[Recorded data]
• • • •
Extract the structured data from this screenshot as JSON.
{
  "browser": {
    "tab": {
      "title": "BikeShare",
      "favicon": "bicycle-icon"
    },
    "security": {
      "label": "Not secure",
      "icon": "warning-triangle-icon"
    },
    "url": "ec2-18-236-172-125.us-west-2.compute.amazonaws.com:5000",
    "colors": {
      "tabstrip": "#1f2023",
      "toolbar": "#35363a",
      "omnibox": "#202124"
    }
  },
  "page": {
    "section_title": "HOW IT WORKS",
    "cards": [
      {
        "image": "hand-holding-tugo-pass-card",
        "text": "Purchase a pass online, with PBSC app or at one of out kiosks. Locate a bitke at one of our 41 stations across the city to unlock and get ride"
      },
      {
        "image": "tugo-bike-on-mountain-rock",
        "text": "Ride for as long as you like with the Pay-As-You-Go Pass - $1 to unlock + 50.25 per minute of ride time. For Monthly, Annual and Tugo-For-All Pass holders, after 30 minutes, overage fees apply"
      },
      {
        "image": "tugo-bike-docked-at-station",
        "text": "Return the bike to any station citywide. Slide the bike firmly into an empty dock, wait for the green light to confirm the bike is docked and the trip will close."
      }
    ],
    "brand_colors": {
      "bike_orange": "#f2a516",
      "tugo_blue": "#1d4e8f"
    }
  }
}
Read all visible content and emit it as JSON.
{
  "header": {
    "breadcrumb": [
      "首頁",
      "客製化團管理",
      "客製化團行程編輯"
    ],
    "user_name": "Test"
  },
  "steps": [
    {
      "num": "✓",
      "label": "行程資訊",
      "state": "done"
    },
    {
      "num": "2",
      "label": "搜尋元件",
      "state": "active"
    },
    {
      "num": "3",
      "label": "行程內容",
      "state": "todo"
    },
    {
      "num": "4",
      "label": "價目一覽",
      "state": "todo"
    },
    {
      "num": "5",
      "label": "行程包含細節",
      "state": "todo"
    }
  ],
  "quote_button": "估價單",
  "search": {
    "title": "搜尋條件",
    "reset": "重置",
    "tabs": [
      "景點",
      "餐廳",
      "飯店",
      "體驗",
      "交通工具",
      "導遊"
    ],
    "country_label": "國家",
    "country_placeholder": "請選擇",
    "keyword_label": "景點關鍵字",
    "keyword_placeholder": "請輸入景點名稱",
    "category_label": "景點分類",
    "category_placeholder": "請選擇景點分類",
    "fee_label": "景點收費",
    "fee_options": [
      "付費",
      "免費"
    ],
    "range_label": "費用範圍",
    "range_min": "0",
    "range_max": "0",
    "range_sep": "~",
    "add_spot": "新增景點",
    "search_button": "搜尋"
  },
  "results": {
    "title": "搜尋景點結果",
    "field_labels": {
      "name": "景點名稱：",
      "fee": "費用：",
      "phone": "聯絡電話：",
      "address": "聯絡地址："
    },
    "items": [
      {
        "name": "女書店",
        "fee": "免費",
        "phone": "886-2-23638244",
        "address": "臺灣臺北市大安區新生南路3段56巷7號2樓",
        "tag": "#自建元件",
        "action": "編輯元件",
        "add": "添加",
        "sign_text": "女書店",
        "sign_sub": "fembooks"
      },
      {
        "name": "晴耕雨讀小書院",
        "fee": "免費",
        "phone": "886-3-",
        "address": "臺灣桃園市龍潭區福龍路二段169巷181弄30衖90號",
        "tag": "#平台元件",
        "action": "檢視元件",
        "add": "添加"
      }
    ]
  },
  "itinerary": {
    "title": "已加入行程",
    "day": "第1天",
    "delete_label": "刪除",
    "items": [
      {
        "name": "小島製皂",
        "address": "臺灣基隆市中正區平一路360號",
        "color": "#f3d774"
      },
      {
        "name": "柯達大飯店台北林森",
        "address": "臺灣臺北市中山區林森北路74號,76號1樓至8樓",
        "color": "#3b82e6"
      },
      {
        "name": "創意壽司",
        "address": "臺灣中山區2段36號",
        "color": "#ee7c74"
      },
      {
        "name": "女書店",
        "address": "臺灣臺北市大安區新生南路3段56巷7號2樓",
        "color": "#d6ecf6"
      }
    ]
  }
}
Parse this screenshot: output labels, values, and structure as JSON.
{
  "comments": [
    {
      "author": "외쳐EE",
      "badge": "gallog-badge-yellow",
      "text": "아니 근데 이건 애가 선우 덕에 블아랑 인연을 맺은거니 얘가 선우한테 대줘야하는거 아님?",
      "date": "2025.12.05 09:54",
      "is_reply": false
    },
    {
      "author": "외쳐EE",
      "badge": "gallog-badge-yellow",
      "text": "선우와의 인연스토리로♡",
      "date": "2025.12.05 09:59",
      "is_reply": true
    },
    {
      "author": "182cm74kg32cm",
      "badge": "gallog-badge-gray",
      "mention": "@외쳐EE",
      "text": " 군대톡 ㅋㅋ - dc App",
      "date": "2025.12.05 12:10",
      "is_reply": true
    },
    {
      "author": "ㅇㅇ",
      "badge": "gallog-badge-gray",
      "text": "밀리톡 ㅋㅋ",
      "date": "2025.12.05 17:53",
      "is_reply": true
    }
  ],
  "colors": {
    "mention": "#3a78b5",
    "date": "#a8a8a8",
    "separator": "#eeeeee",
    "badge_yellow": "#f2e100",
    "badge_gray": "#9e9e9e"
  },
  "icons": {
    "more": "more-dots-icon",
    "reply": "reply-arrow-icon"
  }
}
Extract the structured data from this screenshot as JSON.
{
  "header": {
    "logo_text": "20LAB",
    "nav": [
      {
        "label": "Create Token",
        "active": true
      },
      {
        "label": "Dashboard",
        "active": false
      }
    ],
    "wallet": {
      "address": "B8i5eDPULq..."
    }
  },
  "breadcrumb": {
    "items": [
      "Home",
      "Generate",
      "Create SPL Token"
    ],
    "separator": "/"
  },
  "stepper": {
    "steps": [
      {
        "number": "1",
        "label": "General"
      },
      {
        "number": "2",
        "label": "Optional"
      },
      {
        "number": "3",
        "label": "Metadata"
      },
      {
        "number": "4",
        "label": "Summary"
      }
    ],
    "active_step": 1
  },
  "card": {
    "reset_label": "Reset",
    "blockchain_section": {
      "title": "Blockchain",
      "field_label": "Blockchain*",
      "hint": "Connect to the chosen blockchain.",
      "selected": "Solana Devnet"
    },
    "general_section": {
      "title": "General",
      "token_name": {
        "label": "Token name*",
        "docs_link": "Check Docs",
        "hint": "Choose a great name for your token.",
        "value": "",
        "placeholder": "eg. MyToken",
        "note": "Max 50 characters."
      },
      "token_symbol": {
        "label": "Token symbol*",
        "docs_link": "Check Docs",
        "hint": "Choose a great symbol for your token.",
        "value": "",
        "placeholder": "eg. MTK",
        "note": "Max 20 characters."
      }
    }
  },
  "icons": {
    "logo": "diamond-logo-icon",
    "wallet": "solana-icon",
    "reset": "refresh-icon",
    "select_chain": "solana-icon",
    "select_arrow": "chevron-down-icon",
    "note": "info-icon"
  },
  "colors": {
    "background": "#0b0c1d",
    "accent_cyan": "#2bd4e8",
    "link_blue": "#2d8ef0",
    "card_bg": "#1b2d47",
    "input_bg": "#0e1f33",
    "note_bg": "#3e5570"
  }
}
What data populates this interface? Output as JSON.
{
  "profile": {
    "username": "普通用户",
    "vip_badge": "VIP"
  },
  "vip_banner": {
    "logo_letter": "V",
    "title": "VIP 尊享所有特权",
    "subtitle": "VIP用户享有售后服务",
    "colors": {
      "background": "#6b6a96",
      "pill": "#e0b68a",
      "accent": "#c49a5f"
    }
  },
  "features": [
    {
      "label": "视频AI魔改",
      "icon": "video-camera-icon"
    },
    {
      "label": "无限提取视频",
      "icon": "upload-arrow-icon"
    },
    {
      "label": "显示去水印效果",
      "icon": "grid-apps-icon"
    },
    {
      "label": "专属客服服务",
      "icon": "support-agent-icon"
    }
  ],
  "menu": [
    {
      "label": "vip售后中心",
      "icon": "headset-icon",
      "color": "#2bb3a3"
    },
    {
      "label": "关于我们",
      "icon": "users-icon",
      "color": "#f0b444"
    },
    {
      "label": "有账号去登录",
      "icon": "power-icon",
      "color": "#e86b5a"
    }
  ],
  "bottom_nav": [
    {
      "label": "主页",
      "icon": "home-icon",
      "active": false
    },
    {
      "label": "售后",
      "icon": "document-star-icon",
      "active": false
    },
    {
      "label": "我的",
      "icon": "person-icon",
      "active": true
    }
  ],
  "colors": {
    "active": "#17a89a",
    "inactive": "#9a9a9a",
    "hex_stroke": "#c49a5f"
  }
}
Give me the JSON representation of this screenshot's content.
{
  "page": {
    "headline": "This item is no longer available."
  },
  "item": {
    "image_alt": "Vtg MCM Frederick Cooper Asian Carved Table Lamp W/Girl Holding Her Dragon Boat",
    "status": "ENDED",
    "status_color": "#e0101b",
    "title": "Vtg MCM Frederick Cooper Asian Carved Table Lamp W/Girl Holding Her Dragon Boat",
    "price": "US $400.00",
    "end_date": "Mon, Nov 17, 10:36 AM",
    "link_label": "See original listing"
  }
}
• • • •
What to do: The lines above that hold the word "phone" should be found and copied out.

Exercise output:
      "phone": "聯絡電話：",
        "phone": "886-2-23638244",
        "phone": "886-3-",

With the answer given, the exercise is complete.